Work item
Note the line containing "Transcribe this image's"; from it through the last line below, give only those lines again, exactly, both ends included, skipping pictures.

*** Block opens ***

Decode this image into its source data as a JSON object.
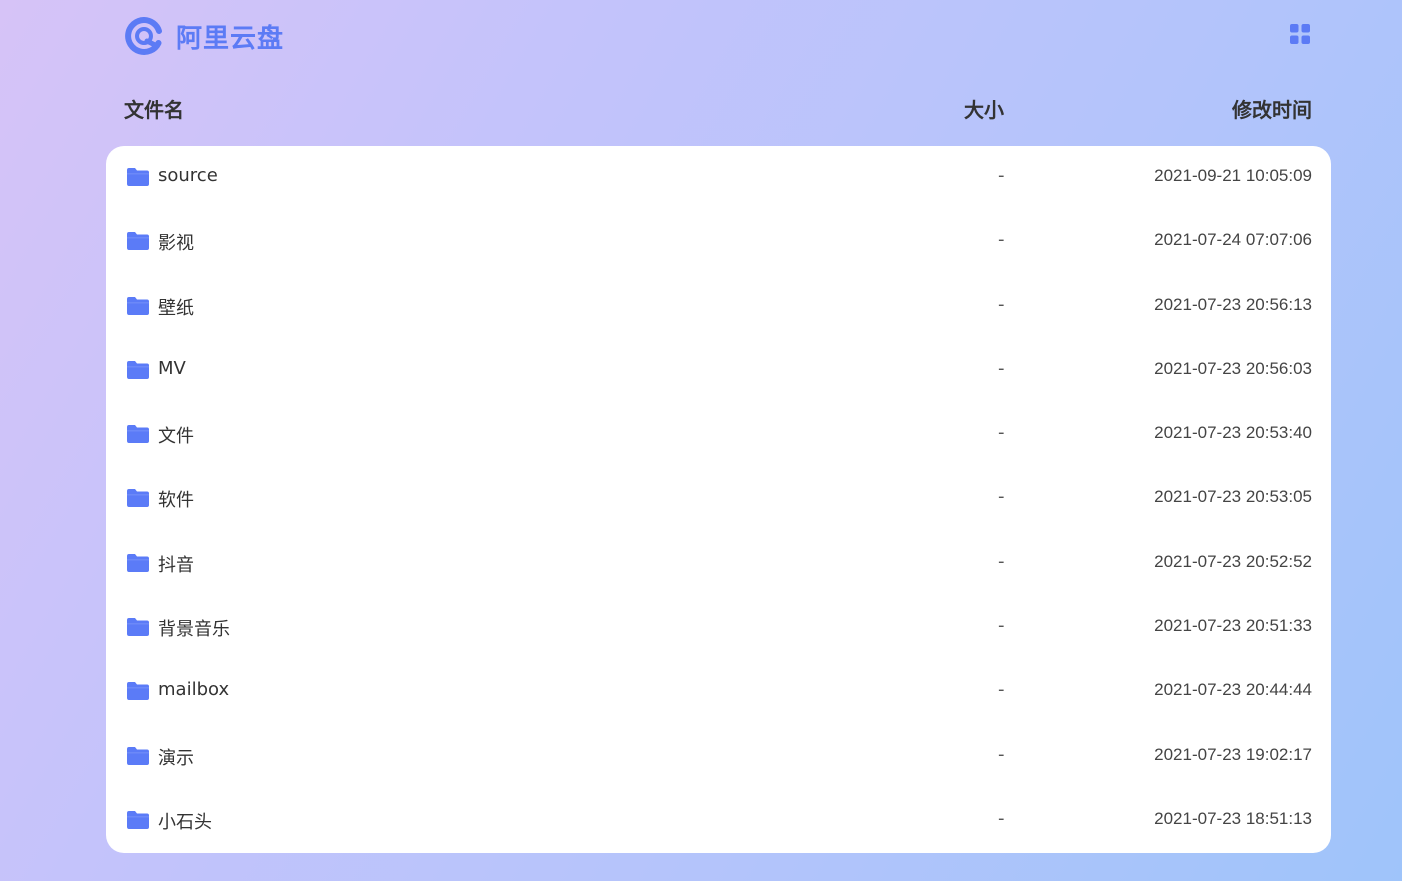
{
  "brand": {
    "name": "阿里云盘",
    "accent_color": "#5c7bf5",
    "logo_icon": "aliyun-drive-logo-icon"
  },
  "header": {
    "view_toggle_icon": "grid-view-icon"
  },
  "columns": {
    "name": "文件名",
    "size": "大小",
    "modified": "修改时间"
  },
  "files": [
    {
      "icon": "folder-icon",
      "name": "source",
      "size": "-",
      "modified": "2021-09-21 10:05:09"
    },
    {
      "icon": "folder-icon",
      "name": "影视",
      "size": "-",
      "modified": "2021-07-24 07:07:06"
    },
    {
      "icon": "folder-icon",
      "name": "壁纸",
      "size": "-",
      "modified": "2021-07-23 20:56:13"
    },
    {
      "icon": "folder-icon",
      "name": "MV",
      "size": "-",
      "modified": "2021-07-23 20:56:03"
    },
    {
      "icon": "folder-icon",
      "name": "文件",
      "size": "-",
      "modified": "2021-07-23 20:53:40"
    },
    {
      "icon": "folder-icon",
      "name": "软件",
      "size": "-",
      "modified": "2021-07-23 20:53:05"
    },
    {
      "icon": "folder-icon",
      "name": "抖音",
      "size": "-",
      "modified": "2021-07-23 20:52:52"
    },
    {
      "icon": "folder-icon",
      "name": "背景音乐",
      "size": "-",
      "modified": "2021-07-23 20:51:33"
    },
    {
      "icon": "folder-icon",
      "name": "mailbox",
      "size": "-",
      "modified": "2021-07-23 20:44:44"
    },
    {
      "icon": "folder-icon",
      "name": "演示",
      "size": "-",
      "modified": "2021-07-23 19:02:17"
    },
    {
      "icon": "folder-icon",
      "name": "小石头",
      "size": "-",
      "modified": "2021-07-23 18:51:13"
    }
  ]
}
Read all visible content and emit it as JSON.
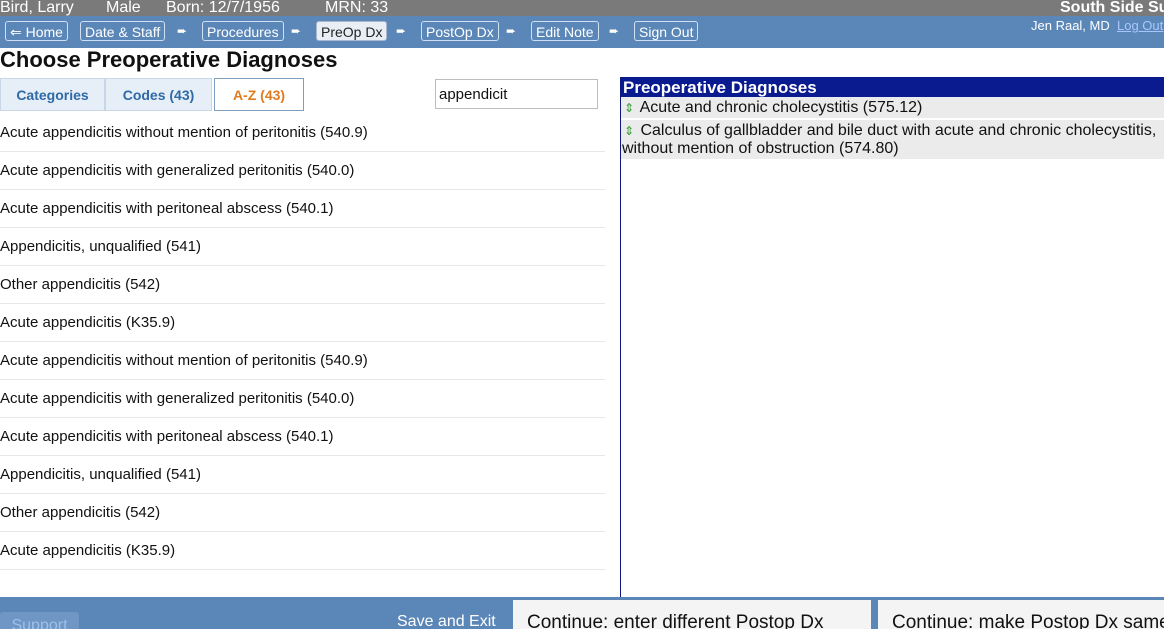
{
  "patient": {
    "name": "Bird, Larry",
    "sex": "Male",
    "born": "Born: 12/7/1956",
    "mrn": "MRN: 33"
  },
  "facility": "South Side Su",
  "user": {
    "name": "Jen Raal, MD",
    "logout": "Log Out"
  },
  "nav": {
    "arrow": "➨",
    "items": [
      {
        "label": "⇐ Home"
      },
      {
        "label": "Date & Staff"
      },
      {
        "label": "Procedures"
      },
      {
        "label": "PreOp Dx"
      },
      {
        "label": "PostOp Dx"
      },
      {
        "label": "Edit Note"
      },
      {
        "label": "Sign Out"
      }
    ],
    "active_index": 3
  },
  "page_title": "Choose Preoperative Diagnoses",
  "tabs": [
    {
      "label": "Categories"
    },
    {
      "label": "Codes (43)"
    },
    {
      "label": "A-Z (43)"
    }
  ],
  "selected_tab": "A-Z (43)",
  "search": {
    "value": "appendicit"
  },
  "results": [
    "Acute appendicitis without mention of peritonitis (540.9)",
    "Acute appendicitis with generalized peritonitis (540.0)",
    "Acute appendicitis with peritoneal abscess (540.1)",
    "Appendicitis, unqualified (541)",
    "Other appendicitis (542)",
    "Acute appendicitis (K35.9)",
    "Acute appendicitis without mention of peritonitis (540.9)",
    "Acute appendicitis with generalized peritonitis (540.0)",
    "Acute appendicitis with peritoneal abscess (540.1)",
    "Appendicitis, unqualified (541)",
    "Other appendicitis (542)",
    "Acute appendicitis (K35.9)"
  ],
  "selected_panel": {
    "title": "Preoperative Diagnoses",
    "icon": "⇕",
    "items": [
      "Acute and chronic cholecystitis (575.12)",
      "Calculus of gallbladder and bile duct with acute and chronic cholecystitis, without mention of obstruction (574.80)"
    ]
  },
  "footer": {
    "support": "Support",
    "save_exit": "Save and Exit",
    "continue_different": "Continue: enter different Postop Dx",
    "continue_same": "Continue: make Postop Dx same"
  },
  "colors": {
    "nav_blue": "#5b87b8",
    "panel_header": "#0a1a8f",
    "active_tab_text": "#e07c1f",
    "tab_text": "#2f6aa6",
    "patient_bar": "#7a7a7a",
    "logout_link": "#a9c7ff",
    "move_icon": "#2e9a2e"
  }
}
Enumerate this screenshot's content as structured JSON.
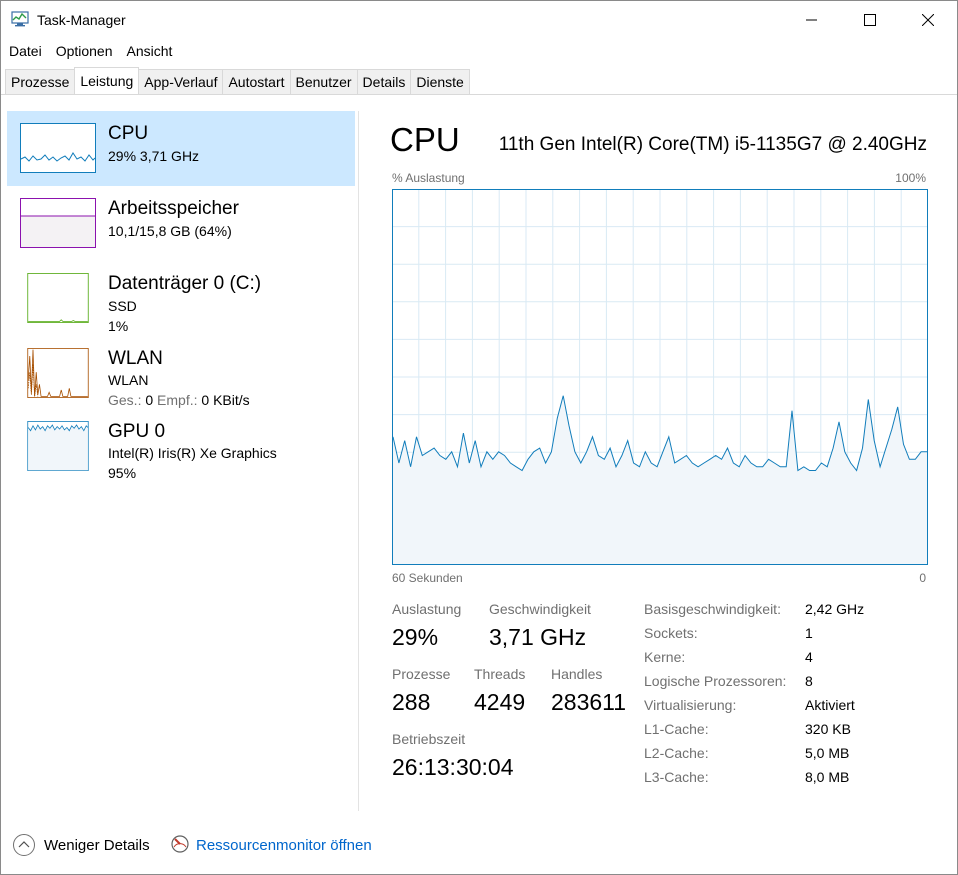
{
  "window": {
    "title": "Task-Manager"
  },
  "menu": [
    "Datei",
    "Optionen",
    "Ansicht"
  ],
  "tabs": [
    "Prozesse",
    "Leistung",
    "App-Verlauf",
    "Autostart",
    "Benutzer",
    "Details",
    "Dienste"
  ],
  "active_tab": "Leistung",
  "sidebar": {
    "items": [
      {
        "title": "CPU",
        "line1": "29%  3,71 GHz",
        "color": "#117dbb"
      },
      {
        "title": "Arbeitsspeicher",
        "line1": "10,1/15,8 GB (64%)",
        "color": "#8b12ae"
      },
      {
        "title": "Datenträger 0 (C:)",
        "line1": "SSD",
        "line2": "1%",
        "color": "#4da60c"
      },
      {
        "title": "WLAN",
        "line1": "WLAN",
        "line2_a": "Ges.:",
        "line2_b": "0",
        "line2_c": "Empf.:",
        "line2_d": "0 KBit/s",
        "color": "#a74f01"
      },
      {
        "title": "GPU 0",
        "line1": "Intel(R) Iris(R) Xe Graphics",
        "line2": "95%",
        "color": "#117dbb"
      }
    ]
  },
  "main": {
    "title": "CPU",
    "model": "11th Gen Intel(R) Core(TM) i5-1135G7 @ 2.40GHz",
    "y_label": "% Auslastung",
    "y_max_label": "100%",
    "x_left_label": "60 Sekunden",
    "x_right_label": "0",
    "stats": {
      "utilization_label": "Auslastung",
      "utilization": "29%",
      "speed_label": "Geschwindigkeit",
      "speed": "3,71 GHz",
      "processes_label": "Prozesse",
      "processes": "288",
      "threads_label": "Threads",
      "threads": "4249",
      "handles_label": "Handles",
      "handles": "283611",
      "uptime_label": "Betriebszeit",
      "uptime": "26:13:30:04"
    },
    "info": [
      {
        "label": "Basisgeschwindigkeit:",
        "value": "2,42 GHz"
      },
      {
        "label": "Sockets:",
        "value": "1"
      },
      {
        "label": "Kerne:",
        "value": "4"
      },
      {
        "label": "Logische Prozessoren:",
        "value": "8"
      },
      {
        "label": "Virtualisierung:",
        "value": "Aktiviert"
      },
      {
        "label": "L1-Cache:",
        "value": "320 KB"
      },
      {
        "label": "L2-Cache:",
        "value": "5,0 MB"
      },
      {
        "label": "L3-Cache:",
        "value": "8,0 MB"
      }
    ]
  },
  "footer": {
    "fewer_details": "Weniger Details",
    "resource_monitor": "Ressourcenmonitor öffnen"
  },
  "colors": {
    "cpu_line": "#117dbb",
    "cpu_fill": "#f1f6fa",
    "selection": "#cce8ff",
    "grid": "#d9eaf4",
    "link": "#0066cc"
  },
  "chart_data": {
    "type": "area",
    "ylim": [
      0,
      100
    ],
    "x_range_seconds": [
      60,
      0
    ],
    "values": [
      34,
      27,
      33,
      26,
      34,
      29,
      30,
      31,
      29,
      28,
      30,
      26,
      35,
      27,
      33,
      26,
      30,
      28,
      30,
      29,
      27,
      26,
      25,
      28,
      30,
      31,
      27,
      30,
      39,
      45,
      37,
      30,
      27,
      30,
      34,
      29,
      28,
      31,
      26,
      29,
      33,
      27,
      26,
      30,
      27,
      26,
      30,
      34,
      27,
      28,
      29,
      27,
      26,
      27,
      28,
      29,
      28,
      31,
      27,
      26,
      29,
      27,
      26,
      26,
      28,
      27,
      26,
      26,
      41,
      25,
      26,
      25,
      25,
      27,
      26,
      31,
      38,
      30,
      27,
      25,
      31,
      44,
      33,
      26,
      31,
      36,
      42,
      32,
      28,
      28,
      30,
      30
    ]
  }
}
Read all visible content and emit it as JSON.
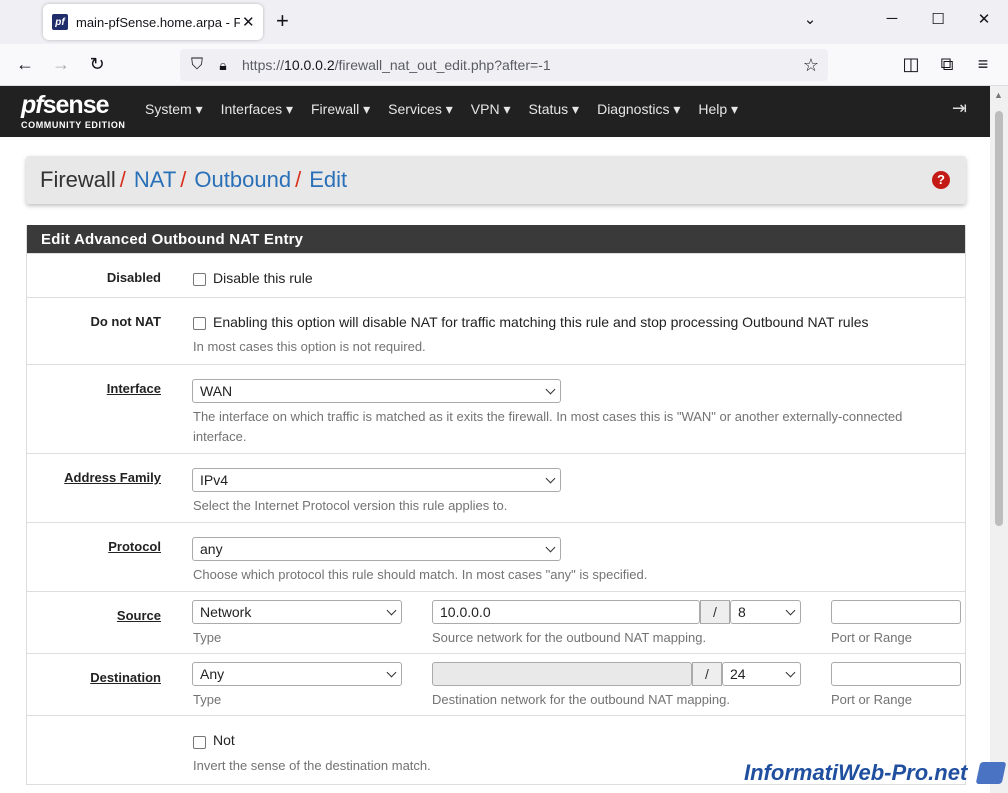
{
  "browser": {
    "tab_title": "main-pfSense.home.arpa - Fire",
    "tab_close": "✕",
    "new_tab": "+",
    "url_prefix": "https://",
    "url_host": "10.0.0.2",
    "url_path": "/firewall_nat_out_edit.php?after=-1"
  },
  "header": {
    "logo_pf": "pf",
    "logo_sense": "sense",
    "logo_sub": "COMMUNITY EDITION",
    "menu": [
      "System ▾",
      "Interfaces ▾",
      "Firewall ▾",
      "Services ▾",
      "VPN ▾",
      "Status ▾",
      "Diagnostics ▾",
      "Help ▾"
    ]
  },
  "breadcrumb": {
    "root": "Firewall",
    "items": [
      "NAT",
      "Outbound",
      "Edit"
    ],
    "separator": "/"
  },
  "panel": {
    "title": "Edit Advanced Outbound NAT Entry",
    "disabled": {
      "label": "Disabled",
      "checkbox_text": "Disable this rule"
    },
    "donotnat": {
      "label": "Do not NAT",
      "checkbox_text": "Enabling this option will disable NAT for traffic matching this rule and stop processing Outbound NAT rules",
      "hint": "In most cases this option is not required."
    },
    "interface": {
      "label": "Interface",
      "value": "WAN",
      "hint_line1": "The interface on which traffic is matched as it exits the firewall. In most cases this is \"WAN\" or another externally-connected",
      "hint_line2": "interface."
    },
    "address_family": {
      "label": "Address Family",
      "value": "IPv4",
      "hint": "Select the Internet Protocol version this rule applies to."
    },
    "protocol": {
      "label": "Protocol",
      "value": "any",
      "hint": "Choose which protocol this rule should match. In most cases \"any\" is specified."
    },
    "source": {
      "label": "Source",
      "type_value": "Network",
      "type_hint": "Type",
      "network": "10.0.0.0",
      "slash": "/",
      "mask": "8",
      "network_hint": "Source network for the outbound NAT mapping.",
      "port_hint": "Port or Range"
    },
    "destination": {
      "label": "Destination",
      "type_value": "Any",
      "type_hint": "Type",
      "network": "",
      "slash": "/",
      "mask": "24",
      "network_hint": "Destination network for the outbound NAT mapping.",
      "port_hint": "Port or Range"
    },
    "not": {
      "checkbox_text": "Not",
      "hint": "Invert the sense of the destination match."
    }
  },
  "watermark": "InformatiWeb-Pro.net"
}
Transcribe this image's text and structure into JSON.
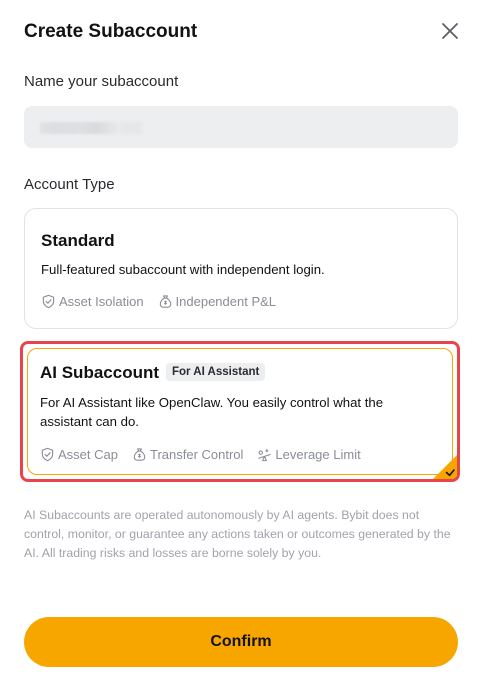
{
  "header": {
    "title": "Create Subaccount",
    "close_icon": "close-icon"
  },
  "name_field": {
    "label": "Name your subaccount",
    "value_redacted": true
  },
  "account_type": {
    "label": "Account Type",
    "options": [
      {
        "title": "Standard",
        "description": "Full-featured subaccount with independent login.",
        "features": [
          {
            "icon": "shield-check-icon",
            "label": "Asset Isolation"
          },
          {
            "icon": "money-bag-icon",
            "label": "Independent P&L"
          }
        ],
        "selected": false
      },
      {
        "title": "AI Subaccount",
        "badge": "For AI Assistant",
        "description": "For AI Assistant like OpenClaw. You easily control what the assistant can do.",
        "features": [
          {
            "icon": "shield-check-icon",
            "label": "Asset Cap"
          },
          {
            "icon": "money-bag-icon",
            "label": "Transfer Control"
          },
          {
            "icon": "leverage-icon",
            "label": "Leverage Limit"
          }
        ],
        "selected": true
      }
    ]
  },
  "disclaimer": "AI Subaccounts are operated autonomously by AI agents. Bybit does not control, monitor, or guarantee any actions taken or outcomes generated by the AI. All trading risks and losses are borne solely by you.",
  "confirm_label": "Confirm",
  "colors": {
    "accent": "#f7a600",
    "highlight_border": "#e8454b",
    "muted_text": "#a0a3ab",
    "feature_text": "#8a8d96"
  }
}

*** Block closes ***

Output for this exercise
Transcribe this image's text and structure into JSON.
{
  "header": {
    "title": "Create Subaccount",
    "close_icon": "close-icon"
  },
  "name_field": {
    "label": "Name your subaccount",
    "value_redacted": true
  },
  "account_type": {
    "label": "Account Type",
    "options": [
      {
        "title": "Standard",
        "description": "Full-featured subaccount with independent login.",
        "features": [
          {
            "icon": "shield-check-icon",
            "label": "Asset Isolation"
          },
          {
            "icon": "money-bag-icon",
            "label": "Independent P&L"
          }
        ],
        "selected": false
      },
      {
        "title": "AI Subaccount",
        "badge": "For AI Assistant",
        "description": "For AI Assistant like OpenClaw. You easily control what the assistant can do.",
        "features": [
          {
            "icon": "shield-check-icon",
            "label": "Asset Cap"
          },
          {
            "icon": "money-bag-icon",
            "label": "Transfer Control"
          },
          {
            "icon": "leverage-icon",
            "label": "Leverage Limit"
          }
        ],
        "selected": true
      }
    ]
  },
  "disclaimer": "AI Subaccounts are operated autonomously by AI agents. Bybit does not control, monitor, or guarantee any actions taken or outcomes generated by the AI. All trading risks and losses are borne solely by you.",
  "confirm_label": "Confirm",
  "colors": {
    "accent": "#f7a600",
    "highlight_border": "#e8454b",
    "muted_text": "#a0a3ab",
    "feature_text": "#8a8d96"
  }
}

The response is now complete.